Utilisation of ancient DNA from charred seeds in studies of the phylogenetics and population genetics of cultivated plants.
- Refines the analytical methods for the investigation of ancient DNA from plant remains;
- Explores the genetic composition of ancient cereals.
This project, in collaboration with the University of Manchester, seeks to develop analytical methods more appropriate for the investigation of DNA from ancient charred grain, which could allow the more widespread application of these techniques in archaeology.
Ancient DNA is very fragmented: rather than the immensely long molecules (tens of millions of nucleotides long) found in living cells, we are only able to isolate fragments of a hundred or less nucleotides (see graph). However, using modern molecular biology techniques, we have devised ways of reconstructing DNA sequences from these small fragments of ancient DNA.
We initially discovered that it is possible to obtain small traces of DNA from preserved wheat seeds, some of which date back to the earliest stages of agriculture. Using ‘next generation’ sequencing techniques, unique sequence reads have been retrieved which show similarity with modern-day plant genomes, confirming the presence of ancient DNA in charred plant remains. An example of our findings is that one Bronze Age wheat grain from Greece contains a gene thought to confer good bread-making quality. This was surprising because prehistoric wheats are not thought to make good bread. We also found that cultivated wheats are more genetically diverse than previously thought.
Funded by: NERC Standard Research Grant
Grant Period: 2003 - 2006
Grant Holder: Prof. G. Jones (Sheffield, Archaeology) and Prof. T.A. Brown (Manchester, Life Sciences)
- Bunning, S., Jones, G., Brown, T. 2012. Next generation sequencing of DNA in 3300-year-old charred cereal grains. Journal of Archaeological Science.
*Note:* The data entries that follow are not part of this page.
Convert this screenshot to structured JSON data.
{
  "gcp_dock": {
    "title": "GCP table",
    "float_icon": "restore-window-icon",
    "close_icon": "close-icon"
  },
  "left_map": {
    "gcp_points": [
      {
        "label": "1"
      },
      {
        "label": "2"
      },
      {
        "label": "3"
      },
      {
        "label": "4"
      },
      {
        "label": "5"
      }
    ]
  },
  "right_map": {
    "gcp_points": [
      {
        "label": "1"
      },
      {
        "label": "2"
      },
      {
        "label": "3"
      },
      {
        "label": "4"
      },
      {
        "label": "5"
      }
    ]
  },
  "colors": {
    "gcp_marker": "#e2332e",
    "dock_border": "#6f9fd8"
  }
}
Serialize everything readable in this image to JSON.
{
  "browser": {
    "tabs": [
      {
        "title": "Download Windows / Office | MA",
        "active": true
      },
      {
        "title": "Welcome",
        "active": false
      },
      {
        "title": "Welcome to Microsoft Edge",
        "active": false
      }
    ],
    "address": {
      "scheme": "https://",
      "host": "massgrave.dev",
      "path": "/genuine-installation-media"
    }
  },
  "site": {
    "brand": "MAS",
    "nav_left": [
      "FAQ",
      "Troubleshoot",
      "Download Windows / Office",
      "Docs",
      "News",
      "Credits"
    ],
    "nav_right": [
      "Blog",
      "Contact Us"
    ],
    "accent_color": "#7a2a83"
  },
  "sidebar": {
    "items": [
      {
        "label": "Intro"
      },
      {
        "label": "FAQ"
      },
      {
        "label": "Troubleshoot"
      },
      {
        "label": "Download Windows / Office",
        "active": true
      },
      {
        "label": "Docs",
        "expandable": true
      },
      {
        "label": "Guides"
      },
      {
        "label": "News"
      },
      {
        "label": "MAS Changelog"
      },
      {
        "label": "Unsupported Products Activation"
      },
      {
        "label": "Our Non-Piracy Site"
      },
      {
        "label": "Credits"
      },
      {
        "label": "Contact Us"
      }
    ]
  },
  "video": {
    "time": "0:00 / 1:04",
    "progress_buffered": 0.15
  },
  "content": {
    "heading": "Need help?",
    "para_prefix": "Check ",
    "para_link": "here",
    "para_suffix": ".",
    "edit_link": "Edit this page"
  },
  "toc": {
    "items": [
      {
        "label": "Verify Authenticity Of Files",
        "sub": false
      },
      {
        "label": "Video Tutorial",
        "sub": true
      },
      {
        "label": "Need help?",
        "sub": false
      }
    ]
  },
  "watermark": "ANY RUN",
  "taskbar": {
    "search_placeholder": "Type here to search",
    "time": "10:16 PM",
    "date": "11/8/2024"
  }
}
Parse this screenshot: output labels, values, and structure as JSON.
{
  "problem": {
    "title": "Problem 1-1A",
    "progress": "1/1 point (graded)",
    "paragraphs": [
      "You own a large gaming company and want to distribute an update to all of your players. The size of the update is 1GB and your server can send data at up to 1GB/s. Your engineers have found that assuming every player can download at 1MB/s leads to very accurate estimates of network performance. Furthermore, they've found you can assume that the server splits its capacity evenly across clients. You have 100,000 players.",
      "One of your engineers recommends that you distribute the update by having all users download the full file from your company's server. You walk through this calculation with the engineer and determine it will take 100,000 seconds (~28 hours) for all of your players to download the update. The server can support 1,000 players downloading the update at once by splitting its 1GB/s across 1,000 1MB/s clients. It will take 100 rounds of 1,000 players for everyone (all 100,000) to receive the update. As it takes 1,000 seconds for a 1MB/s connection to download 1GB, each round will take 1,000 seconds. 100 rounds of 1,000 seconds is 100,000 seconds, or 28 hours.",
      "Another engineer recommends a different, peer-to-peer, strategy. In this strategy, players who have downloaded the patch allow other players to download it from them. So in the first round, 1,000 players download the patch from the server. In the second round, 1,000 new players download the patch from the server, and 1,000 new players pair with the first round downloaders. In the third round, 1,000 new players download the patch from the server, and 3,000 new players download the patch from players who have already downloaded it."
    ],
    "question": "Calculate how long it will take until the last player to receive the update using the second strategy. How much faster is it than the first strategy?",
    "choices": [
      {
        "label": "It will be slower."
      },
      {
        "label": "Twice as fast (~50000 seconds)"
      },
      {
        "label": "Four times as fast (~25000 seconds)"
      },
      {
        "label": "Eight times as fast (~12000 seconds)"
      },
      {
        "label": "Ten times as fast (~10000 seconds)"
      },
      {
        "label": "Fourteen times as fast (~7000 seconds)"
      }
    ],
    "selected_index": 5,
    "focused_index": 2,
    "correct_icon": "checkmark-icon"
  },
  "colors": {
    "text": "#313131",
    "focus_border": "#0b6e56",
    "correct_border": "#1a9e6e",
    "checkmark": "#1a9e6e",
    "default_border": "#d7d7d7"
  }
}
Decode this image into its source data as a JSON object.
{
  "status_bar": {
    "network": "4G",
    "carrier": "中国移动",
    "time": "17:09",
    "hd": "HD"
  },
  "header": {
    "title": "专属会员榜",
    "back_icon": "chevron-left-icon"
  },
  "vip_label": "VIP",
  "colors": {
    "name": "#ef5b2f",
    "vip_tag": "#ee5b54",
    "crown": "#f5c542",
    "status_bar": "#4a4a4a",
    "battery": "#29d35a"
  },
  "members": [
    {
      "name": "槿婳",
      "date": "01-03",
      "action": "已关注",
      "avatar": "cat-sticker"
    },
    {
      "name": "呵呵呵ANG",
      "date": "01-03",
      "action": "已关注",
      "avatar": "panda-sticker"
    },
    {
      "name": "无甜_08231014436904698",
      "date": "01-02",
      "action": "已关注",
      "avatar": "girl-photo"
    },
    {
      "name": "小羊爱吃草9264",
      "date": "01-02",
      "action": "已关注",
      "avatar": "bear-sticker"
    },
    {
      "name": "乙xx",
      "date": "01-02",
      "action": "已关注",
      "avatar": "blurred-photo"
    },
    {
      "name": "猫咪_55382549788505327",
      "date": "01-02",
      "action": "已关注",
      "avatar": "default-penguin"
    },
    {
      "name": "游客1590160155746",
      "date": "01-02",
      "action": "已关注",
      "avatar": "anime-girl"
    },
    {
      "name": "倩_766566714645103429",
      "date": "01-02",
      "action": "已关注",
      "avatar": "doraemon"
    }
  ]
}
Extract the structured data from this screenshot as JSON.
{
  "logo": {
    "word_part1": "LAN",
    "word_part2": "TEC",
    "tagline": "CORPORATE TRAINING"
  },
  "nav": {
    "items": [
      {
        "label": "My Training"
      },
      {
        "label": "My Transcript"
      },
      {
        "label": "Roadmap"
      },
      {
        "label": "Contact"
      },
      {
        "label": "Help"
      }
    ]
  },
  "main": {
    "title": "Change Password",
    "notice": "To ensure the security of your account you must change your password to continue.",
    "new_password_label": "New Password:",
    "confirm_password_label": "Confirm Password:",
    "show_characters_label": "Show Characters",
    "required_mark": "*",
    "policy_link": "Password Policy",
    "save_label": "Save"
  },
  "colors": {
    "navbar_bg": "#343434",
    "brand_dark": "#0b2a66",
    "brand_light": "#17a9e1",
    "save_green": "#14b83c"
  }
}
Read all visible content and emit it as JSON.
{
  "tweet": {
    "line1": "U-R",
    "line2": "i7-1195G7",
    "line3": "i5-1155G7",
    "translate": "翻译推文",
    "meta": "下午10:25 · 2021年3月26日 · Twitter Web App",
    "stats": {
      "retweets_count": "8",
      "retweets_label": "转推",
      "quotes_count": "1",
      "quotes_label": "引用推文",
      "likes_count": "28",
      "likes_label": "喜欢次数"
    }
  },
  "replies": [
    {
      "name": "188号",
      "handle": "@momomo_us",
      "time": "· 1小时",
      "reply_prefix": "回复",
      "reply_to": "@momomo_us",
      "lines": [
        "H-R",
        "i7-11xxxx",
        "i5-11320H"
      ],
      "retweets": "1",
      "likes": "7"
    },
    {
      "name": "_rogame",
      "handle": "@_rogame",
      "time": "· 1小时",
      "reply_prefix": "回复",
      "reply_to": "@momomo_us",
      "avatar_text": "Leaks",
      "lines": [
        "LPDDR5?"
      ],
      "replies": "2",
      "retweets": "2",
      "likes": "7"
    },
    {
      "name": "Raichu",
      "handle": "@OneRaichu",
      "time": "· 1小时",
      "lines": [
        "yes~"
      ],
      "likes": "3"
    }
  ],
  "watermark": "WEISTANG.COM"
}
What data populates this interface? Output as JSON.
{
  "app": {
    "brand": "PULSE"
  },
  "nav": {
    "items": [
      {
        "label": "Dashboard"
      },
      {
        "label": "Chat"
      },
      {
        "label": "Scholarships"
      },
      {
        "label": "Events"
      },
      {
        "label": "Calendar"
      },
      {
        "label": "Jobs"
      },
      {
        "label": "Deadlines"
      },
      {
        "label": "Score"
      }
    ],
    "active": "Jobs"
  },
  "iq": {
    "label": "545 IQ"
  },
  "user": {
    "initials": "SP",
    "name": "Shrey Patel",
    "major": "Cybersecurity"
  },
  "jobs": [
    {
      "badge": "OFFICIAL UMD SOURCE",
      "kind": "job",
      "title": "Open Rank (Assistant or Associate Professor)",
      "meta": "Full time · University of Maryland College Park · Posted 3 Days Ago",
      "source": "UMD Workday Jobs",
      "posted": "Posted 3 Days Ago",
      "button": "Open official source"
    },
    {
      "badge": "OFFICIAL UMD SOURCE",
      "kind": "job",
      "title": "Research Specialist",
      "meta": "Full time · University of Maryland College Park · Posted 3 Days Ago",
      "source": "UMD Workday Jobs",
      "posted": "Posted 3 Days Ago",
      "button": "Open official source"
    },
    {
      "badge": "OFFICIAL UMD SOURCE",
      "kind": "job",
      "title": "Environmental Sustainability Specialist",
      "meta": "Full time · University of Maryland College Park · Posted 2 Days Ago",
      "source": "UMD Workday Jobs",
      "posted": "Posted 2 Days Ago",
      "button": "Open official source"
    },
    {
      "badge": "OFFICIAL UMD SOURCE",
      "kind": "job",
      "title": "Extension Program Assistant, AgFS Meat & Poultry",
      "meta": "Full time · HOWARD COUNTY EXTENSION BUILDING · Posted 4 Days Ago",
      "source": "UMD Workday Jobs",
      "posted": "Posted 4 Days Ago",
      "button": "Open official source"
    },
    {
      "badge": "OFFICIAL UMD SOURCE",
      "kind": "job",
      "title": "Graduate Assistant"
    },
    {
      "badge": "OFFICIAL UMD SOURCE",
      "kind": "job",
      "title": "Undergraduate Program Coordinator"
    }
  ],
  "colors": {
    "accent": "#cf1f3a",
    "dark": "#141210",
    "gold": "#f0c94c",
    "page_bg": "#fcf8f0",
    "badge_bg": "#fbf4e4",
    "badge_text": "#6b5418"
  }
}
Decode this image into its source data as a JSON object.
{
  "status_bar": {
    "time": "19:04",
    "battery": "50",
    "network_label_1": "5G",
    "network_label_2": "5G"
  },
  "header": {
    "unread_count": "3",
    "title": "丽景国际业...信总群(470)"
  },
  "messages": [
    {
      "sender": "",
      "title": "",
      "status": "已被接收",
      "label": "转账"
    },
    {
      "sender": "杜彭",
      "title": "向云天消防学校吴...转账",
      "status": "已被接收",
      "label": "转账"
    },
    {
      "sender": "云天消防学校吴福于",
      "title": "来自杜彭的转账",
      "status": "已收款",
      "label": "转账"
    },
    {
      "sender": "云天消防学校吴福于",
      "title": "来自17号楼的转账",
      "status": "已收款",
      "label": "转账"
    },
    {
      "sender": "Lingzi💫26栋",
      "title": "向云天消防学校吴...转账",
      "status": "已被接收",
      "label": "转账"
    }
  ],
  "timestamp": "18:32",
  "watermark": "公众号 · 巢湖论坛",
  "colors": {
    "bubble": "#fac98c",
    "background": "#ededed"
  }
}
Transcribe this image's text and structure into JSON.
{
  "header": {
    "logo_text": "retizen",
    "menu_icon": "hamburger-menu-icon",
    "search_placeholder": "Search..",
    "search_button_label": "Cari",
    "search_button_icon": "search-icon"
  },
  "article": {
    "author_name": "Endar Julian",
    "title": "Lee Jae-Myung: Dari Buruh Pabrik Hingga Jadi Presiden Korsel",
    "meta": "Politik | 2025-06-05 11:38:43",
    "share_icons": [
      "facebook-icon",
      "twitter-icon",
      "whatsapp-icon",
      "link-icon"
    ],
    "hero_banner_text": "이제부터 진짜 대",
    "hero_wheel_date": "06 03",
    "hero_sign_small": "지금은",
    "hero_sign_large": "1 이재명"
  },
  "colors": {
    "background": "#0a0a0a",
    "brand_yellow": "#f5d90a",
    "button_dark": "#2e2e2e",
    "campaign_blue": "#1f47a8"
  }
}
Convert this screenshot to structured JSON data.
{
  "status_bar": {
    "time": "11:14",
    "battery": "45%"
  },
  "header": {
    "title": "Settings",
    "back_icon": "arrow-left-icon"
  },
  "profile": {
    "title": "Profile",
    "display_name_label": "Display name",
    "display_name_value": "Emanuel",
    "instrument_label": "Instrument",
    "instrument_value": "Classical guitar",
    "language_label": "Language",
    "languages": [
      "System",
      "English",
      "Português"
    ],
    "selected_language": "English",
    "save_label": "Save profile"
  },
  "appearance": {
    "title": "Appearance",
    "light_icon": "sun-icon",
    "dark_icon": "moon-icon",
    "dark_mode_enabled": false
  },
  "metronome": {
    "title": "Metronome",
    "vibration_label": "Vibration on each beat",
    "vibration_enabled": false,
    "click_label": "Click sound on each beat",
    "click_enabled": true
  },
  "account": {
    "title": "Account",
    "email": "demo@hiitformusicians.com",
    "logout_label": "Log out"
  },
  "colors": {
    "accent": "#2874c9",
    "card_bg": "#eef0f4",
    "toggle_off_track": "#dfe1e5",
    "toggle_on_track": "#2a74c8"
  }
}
- Brown, T., Allaby, R., Sallares, R., Jones, G. 1999. Ancient DNA in charred wheats: taxonomic identification of mixed and single grains. Ancient Biomolecules 2: 185-93.